     I'm retyping, or trying to save some things from my last computer I never got around to moving.  The old comp is up in a closet, and there were many files I wanted to save, but I was out of town, in D.C. and there's too damn many things with people and asking for things, so...I did print out, at one point, a fair amount of random notes.  Not unlike this present, inked in the flesh moment.  Typing lines tonight, lines and lines and lines and falling alseep in the cathode glow.  But, I'll type something here, and I promise not to edit.  Let's be maudlin and visit the past together, eh and eh, oh.


I went down to Mictlan today.  I am getting desperate.  Bridges singing my name song and the lines seem to follow a trail of bubbles down under, under the rock and the coontail and the duckweed.  The rotting pondcabbage, what will it taste like?  Last moments, differential plant diagnosis by taste.

     But, I went down to Mictlan.  This god, this Aztec god of a death not mine, seems more approachable than mine, sometimes.  But Mictlantechutli, typically, wasn't home.  In the hard packed earth walk leading to their home I scraped plaintain from the ground with my toes.  They call this weed, "White Man's Footsteps," and that is as apt a name as has ever been given.  Of course, it is a mouthful and no one calls it that.  Everyone calls it Plantain.  Some people, under duress, to distinguish it from many other less offensive plants, will call it Plantago major.  I called it nothing that day, but scrubbed it instead, from the rusty earth with my white toe.  Fibrous roots catching sun like an inadequate toupee.  The seeds yield a powerful laxative, I'm told.  You almost certainly have consumed it, if laxatives are your thing.  Not mine, not mine thank god Dear and yet.

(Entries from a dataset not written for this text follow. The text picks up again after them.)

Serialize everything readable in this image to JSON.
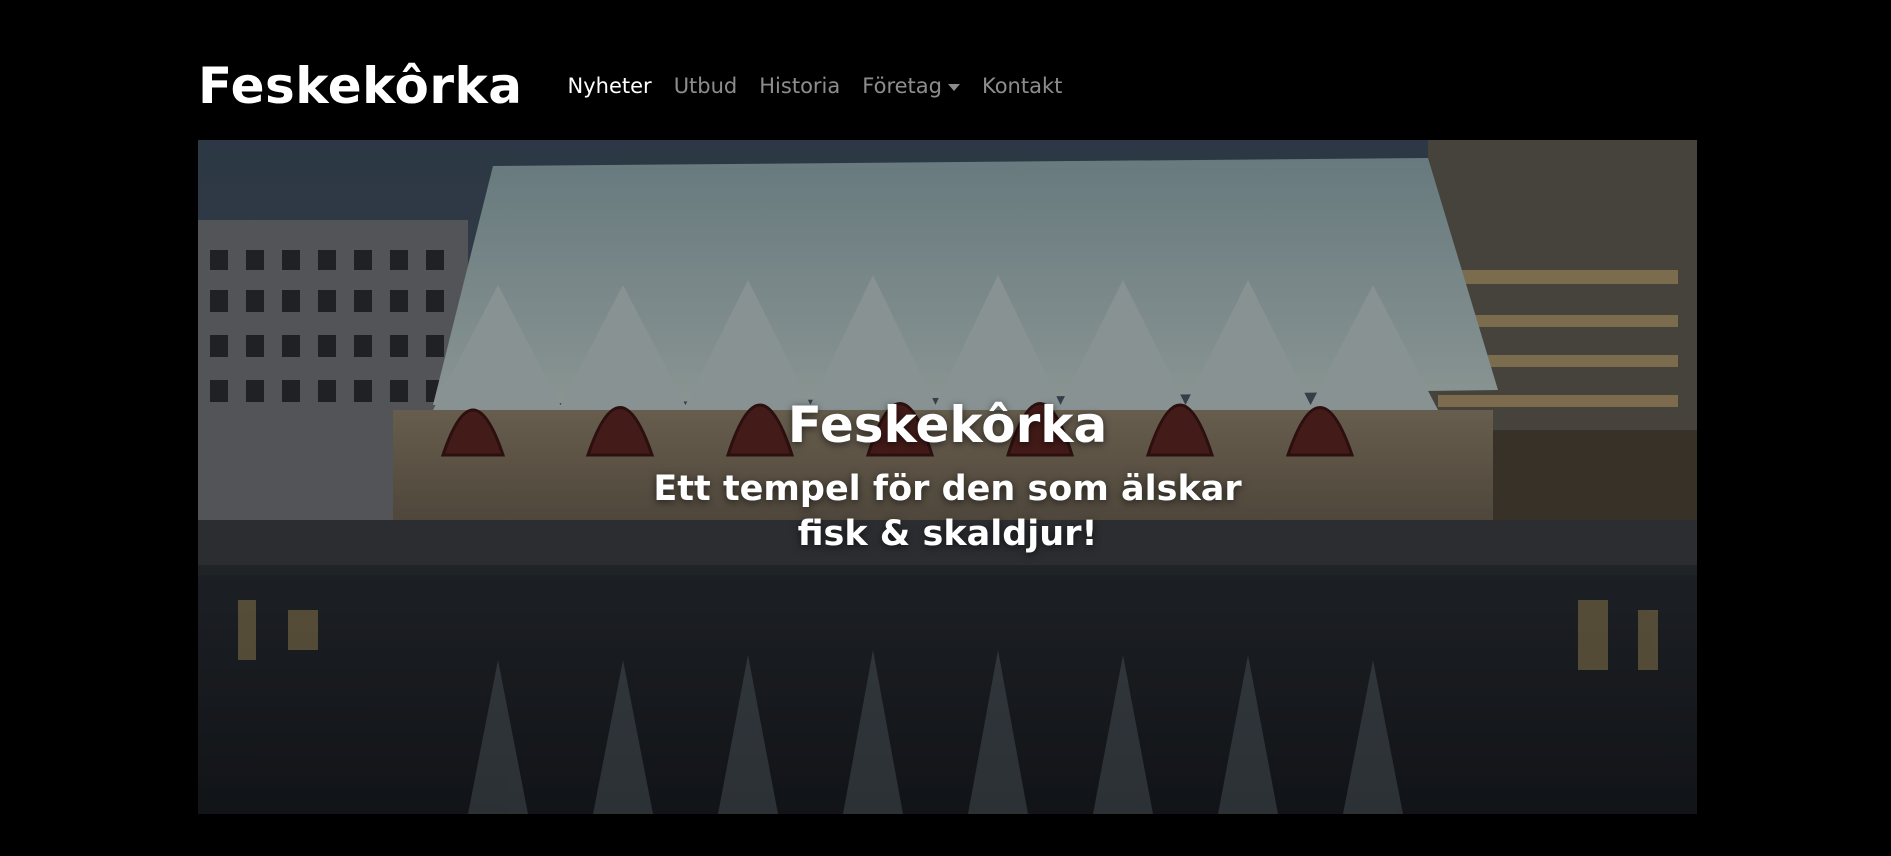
{
  "navbar": {
    "brand": "Feskekôrka",
    "items": [
      {
        "label": "Nyheter",
        "active": true
      },
      {
        "label": "Utbud",
        "active": false
      },
      {
        "label": "Historia",
        "active": false
      },
      {
        "label": "Företag",
        "active": false,
        "dropdown": true
      },
      {
        "label": "Kontakt",
        "active": false
      }
    ]
  },
  "hero": {
    "title": "Feskekôrka",
    "subtitle": "Ett tempel för den som älskar fisk & skaldjur!"
  },
  "colors": {
    "background": "#000000",
    "text": "#ffffff",
    "nav_inactive": "rgba(255,255,255,0.55)"
  }
}
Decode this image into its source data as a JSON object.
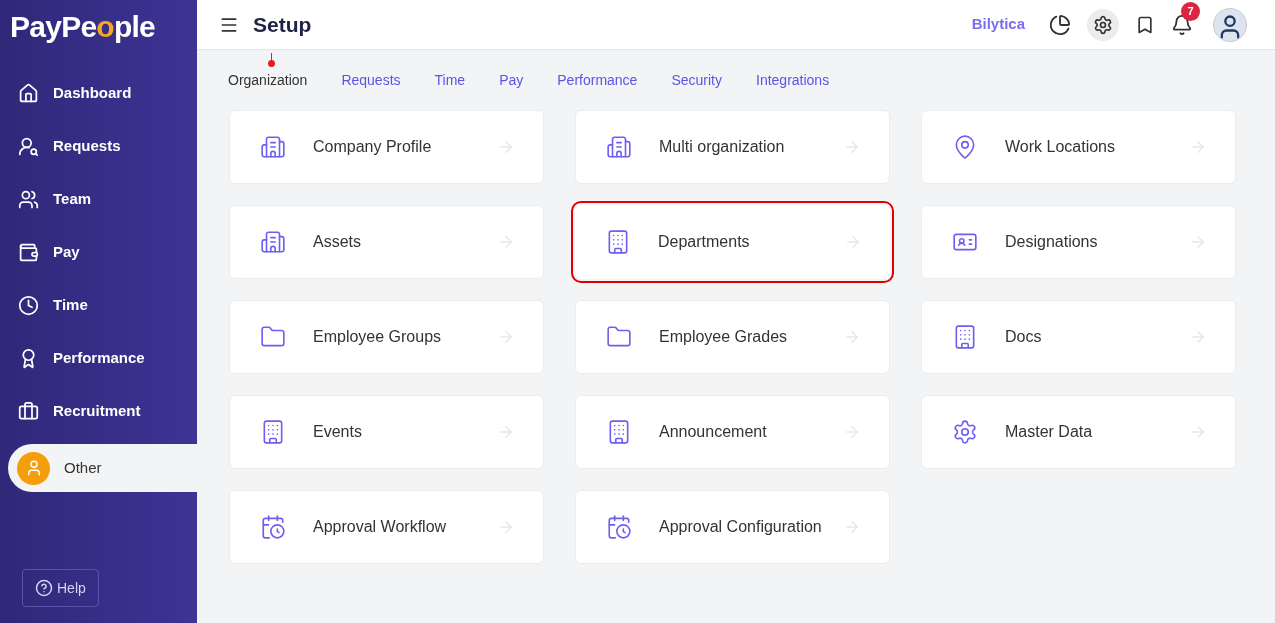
{
  "brand": {
    "text_start": "PayPe",
    "text_o": "o",
    "text_end": "ple"
  },
  "sidebar": {
    "items": [
      {
        "label": "Dashboard",
        "kind": "home",
        "selected": false
      },
      {
        "label": "Requests",
        "kind": "request",
        "selected": false
      },
      {
        "label": "Team",
        "kind": "team",
        "selected": false
      },
      {
        "label": "Pay",
        "kind": "wallet",
        "selected": false
      },
      {
        "label": "Time",
        "kind": "clock",
        "selected": false
      },
      {
        "label": "Performance",
        "kind": "award",
        "selected": false
      },
      {
        "label": "Recruitment",
        "kind": "briefcase",
        "selected": false
      },
      {
        "label": "Other",
        "kind": "user",
        "selected": true
      }
    ],
    "help": "Help"
  },
  "header": {
    "title": "Setup",
    "company": "Bilytica",
    "notification_count": "7"
  },
  "tabs": [
    {
      "label": "Organization",
      "selected": true
    },
    {
      "label": "Requests",
      "selected": false
    },
    {
      "label": "Time",
      "selected": false
    },
    {
      "label": "Pay",
      "selected": false
    },
    {
      "label": "Performance",
      "selected": false
    },
    {
      "label": "Security",
      "selected": false
    },
    {
      "label": "Integrations",
      "selected": false
    }
  ],
  "cards": [
    {
      "label": "Company Profile",
      "kind": "buildings",
      "highlighted": false
    },
    {
      "label": "Multi organization",
      "kind": "buildings",
      "highlighted": false
    },
    {
      "label": "Work Locations",
      "kind": "pin",
      "highlighted": false
    },
    {
      "label": "Assets",
      "kind": "buildings",
      "highlighted": false
    },
    {
      "label": "Departments",
      "kind": "tower",
      "highlighted": true
    },
    {
      "label": "Designations",
      "kind": "idcard",
      "highlighted": false
    },
    {
      "label": "Employee Groups",
      "kind": "folder",
      "highlighted": false
    },
    {
      "label": "Employee Grades",
      "kind": "folder",
      "highlighted": false
    },
    {
      "label": "Docs",
      "kind": "tower",
      "highlighted": false
    },
    {
      "label": "Events",
      "kind": "tower",
      "highlighted": false
    },
    {
      "label": "Announcement",
      "kind": "tower",
      "highlighted": false
    },
    {
      "label": "Master Data",
      "kind": "gear",
      "highlighted": false
    },
    {
      "label": "Approval Workflow",
      "kind": "calendar",
      "highlighted": false
    },
    {
      "label": "Approval Configuration",
      "kind": "calendar",
      "highlighted": false
    }
  ]
}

     In my toes, clutching a pineapple weed, came a moment, a moment of breath and dust and time forgetting to chime.  Here was a woman walking the path.  Not a relative of the Aztec God of Death I was sure.  Here was a woman unclad, or never clad, but wearing the most interesting beating light.  Here were her young breasts, not large, not egregious, but held up none the less by thousands of fluttering wings.  Butterflies.  Monarchs and viceroys beating orange dust into black covered pink nipple kisses making impossible to think, and painted ladies doing their best to do just that.  Swallowtails trailing sweet breaths to her belly.

     I never noticed what she wore below the navel, as the wings tickled the entired world and me, inside, despite.  I thought, "Jesus, this is something.  This is something wonderful.  How nasty a bra, how profane."

     I thought we had met, perhaps.  There was that sense of familiarity.  These eyes I had swum before, so I asked.

     "Do they tickle?  The butterflies?"

     "Yes," she said simply. 

     "Oh," I said.

     "It's after urea they come.  The salts.  They taste with their feet, you know."  She smiled, the wrinkle and the nose and the eyelight.  "But they eat with their mouths."  Serious.

     "Oh," I said.  "Jesus.  It's beautiful."

     She smiled, and it was.  Beautiful.

     "Jesus would have liked the butterflies," she said.  "If he had thought of them."

     I said, "Oh.  Oh!"


So I went home to talk to the cat.  The cat doesn't need a bra and never talks about Jesus. 

     "I like to eat butterflies," she offered.  "When I can catch them."

     Nodding, I.

     "Like paper candy, tearing in my teeth."

     I fell asleep, depressed, on the couch, cat staring.  I dreamed of her, not her, but of the cat, with yellow swallowtail scales in her whiskers, her tongue in vibrant summber hues.  Painting her fur with tongue while she groomed.  I slept and the cat was transformed.  When I woke she sat in the trap of the window.

     "Well, can you taste through your feet now?"  I asked her.

     She blinked crumbled jade and uncoiled her tongue.  As pink and antiseptic and mammalian as it ever was.

     Hiding tears with my forearm.  The cat shifted her weight inelegantly on fur elbows.  She stared through the wire screen, stalking her dreams in sympathy.


Don't really remember when, exactly, I wrote that.  It was a dream I had of my Mary, before we were together.  Different cat.  God only knows how she is.  Still think of those butterflies, and the skin.  Anyway, best to all.

No comments:

Post a Comment